The nuclear process emits 2-6 grams of carbon equivalent per kilowatt-hour, while coal, oil and natural gas emit 100-360 grams of carbon per kilowatt-hour .
(actually thats The Age's paraphrase; hopefully they can report figures accurately).
After my last post, an anonymomous commenter pointed me to the opendemocracy posting which asserts that:
A complete life-cycle analysis shows that generating electricity from nuclear power emits 20-40% of the carbon dioxide per kiloWatt hour (kWh) of a gas-fired system when the whole system is taken into account.
Hmm... how do we reconcile these two estimates? Firstly gas is better than oil or coal so perhaps we can take the "100" from the first; but even then taking the "6" from the first and the lowest, 20%, from the second we have 6% compared to 20%, a factor of 3 disparity. Unfortunately the source for the second lot (http://www.oprit.rug.nl/deenen/) is currently offline.

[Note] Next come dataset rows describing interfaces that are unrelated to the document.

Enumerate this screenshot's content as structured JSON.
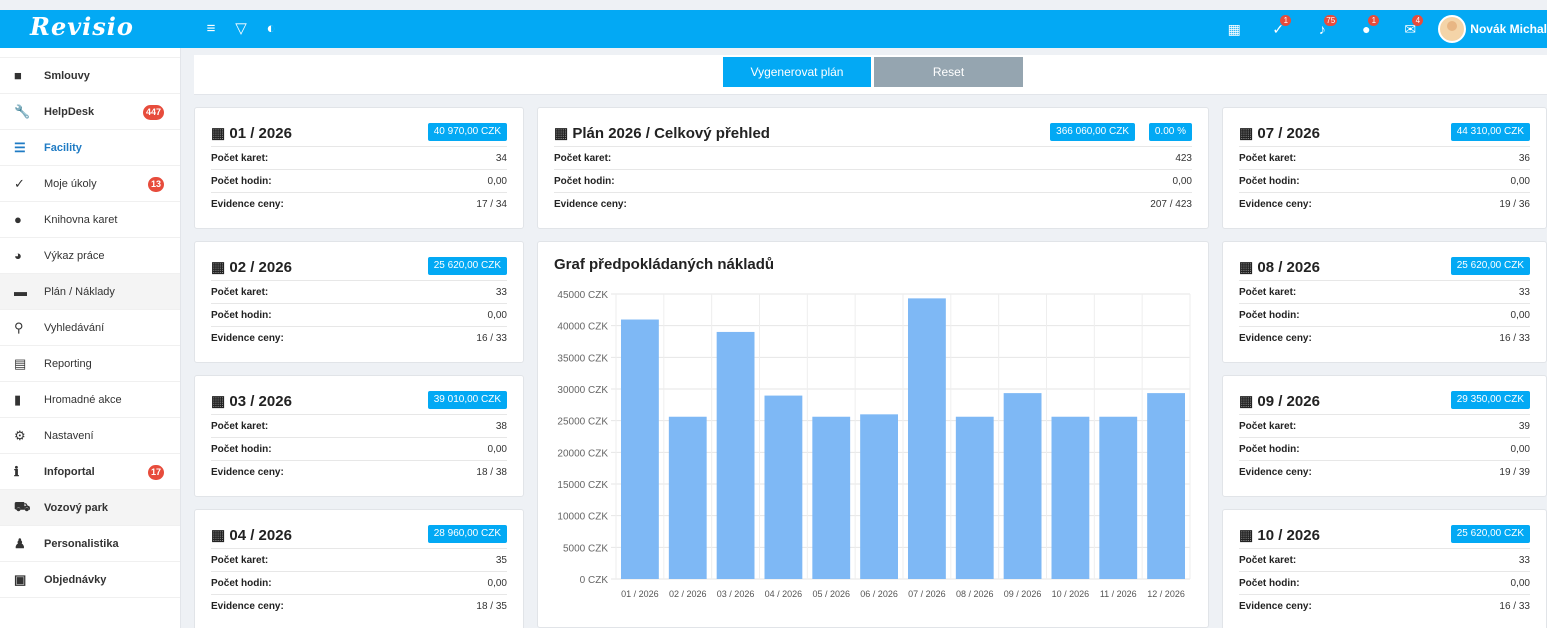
{
  "app": {
    "logo": "Revisio",
    "user_name": "Novák Michal"
  },
  "topbar": {
    "left_icons": [
      "menu-icon",
      "filter-icon",
      "toggle-icon"
    ],
    "right_icons": [
      {
        "name": "calendar-icon",
        "glyph": "▦",
        "badge": ""
      },
      {
        "name": "tasks-icon",
        "glyph": "✓",
        "badge": "1"
      },
      {
        "name": "bell-icon",
        "glyph": "♪",
        "badge": "75"
      },
      {
        "name": "chat-icon",
        "glyph": "●",
        "badge": "1"
      },
      {
        "name": "mail-icon",
        "glyph": "✉",
        "badge": "4"
      }
    ]
  },
  "sidebar": {
    "items": [
      {
        "label": "Smlouvy",
        "icon": "folder-icon",
        "glyph": "■",
        "bold": true,
        "count": ""
      },
      {
        "label": "HelpDesk",
        "icon": "wrench-icon",
        "glyph": "🔧",
        "bold": true,
        "count": "447"
      },
      {
        "label": "Facility",
        "icon": "list-check-icon",
        "glyph": "☰",
        "bold": true,
        "count": "",
        "active": true
      },
      {
        "label": "Moje úkoly",
        "icon": "check-icon",
        "glyph": "✓",
        "bold": false,
        "count": "13"
      },
      {
        "label": "Knihovna karet",
        "icon": "database-icon",
        "glyph": "●",
        "bold": false,
        "count": ""
      },
      {
        "label": "Výkaz práce",
        "icon": "clock-icon",
        "glyph": "◕",
        "bold": false,
        "count": ""
      },
      {
        "label": "Plán / Náklady",
        "icon": "money-icon",
        "glyph": "▬",
        "bold": false,
        "count": "",
        "selected": true
      },
      {
        "label": "Vyhledávání",
        "icon": "search-icon",
        "glyph": "⚲",
        "bold": false,
        "count": ""
      },
      {
        "label": "Reporting",
        "icon": "report-icon",
        "glyph": "▤",
        "bold": false,
        "count": ""
      },
      {
        "label": "Hromadné akce",
        "icon": "bulk-icon",
        "glyph": "▮",
        "bold": false,
        "count": ""
      },
      {
        "label": "Nastavení",
        "icon": "cogs-icon",
        "glyph": "⚙",
        "bold": false,
        "count": ""
      },
      {
        "label": "Infoportal",
        "icon": "info-icon",
        "glyph": "ℹ",
        "bold": true,
        "count": "17"
      },
      {
        "label": "Vozový park",
        "icon": "car-icon",
        "glyph": "⛟",
        "bold": true,
        "count": "",
        "selected": true
      },
      {
        "label": "Personalistika",
        "icon": "user-check-icon",
        "glyph": "♟",
        "bold": true,
        "count": ""
      },
      {
        "label": "Objednávky",
        "icon": "cart-icon",
        "glyph": "▣",
        "bold": true,
        "count": ""
      }
    ]
  },
  "buttons": {
    "generate": "Vygenerovat plán",
    "reset": "Reset"
  },
  "labels": {
    "cards": "Počet karet:",
    "hours": "Počet hodin:",
    "evidence": "Evidence ceny:"
  },
  "summary": {
    "title": "Plán 2026 / Celkový přehled",
    "amount": "366 060,00 CZK",
    "percent": "0.00 %",
    "cards": "423",
    "hours": "0,00",
    "evidence": "207 / 423"
  },
  "months": [
    {
      "title": "01 / 2026",
      "amount": "40 970,00 CZK",
      "cards": "34",
      "hours": "0,00",
      "evidence": "17 / 34"
    },
    {
      "title": "02 / 2026",
      "amount": "25 620,00 CZK",
      "cards": "33",
      "hours": "0,00",
      "evidence": "16 / 33"
    },
    {
      "title": "03 / 2026",
      "amount": "39 010,00 CZK",
      "cards": "38",
      "hours": "0,00",
      "evidence": "18 / 38"
    },
    {
      "title": "04 / 2026",
      "amount": "28 960,00 CZK",
      "cards": "35",
      "hours": "0,00",
      "evidence": "18 / 35"
    },
    {
      "title": "07 / 2026",
      "amount": "44 310,00 CZK",
      "cards": "36",
      "hours": "0,00",
      "evidence": "19 / 36"
    },
    {
      "title": "08 / 2026",
      "amount": "25 620,00 CZK",
      "cards": "33",
      "hours": "0,00",
      "evidence": "16 / 33"
    },
    {
      "title": "09 / 2026",
      "amount": "29 350,00 CZK",
      "cards": "39",
      "hours": "0,00",
      "evidence": "19 / 39"
    },
    {
      "title": "10 / 2026",
      "amount": "25 620,00 CZK",
      "cards": "33",
      "hours": "0,00",
      "evidence": "16 / 33"
    }
  ],
  "chart_title": "Graf předpokládaných nákladů",
  "chart_data": {
    "type": "bar",
    "title": "Graf předpokládaných nákladů",
    "categories": [
      "01 / 2026",
      "02 / 2026",
      "03 / 2026",
      "04 / 2026",
      "05 / 2026",
      "06 / 2026",
      "07 / 2026",
      "08 / 2026",
      "09 / 2026",
      "10 / 2026",
      "11 / 2026",
      "12 / 2026"
    ],
    "values": [
      40970,
      25620,
      39010,
      28960,
      25620,
      26000,
      44310,
      25620,
      29350,
      25620,
      25620,
      29350
    ],
    "yticks": [
      "0 CZK",
      "5000 CZK",
      "10000 CZK",
      "15000 CZK",
      "20000 CZK",
      "25000 CZK",
      "30000 CZK",
      "35000 CZK",
      "40000 CZK",
      "45000 CZK"
    ],
    "ylim": [
      0,
      45000
    ],
    "bar_color": "#7eb8f5",
    "grid": true
  },
  "colors": {
    "accent": "#03a9f4",
    "badge": "#e74c3c",
    "reset": "#95a5b0"
  }
}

Based on a simple argument (I think most of the monetary costs of nukes is engineering and safety and disposal; if the CO2 costs were really 40% nukes would probably be even more uneconomic than they are) I'm disinclined to believe the second set. That doesn't mean I do believe the first, though.

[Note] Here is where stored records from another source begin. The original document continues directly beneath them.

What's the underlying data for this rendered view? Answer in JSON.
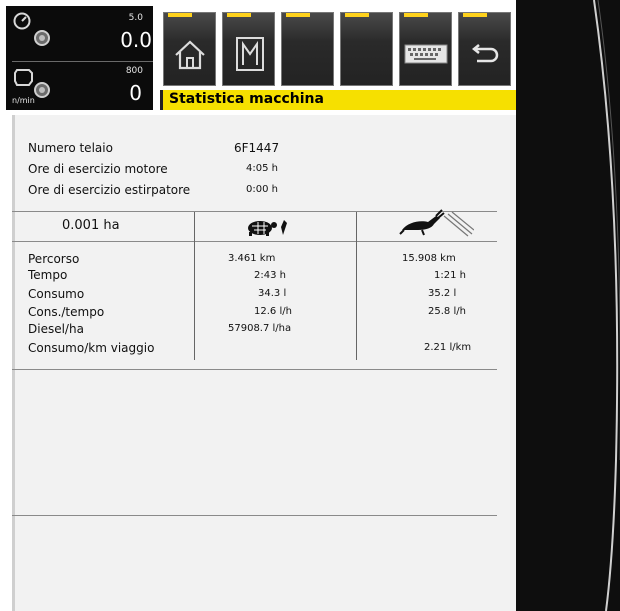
{
  "gauges": {
    "speed_max": "5.0",
    "speed_value": "0.0",
    "rpm_max": "800",
    "rpm_value": "0",
    "rpm_unit": "n/min",
    "speed_icon": "speedometer-icon",
    "engine_icon": "engine-icon"
  },
  "softkeys": [
    {
      "icon": "home-icon"
    },
    {
      "icon": "memory-icon"
    },
    {
      "icon": ""
    },
    {
      "icon": ""
    },
    {
      "icon": "keyboard-icon"
    },
    {
      "icon": "back-icon"
    }
  ],
  "title": "Statistica macchina",
  "info": [
    {
      "label": "Numero telaio",
      "value": "6F1447"
    },
    {
      "label": "Ore di esercizio motore",
      "value": "4:05 h"
    },
    {
      "label": "Ore di esercizio estirpatore",
      "value": "0:00 h"
    }
  ],
  "table": {
    "area": "0.001 ha",
    "col_work_icon": "turtle-work-icon",
    "col_road_icon": "rabbit-road-icon",
    "rows": [
      {
        "label": "Percorso",
        "work": "3.461 km",
        "road": "15.908 km"
      },
      {
        "label": "Tempo",
        "work": "2:43 h",
        "road": "1:21 h"
      },
      {
        "label": "Consumo",
        "work": "34.3 l",
        "road": "35.2 l"
      },
      {
        "label": "Cons./tempo",
        "work": "12.6 l/h",
        "road": "25.8 l/h"
      },
      {
        "label": "Diesel/ha",
        "work": "57908.7 l/ha",
        "road": ""
      },
      {
        "label": "Consumo/km viaggio",
        "work": "",
        "road": "2.21 l/km"
      }
    ]
  },
  "colors": {
    "title_bar": "#f6e000",
    "softkey_tick": "#ffd21c",
    "panel_bg": "#f2f2f2"
  }
}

I do agree with SB on the comments to my first post: that there are vast energy efficiency gains possible. BS's argument that nukes are too safe is worth reading too. But having said that, any other refs to nukes CO2 would be welcome.
Oh... and this *isn't* going to become an energy-sources blog... back to the science soon!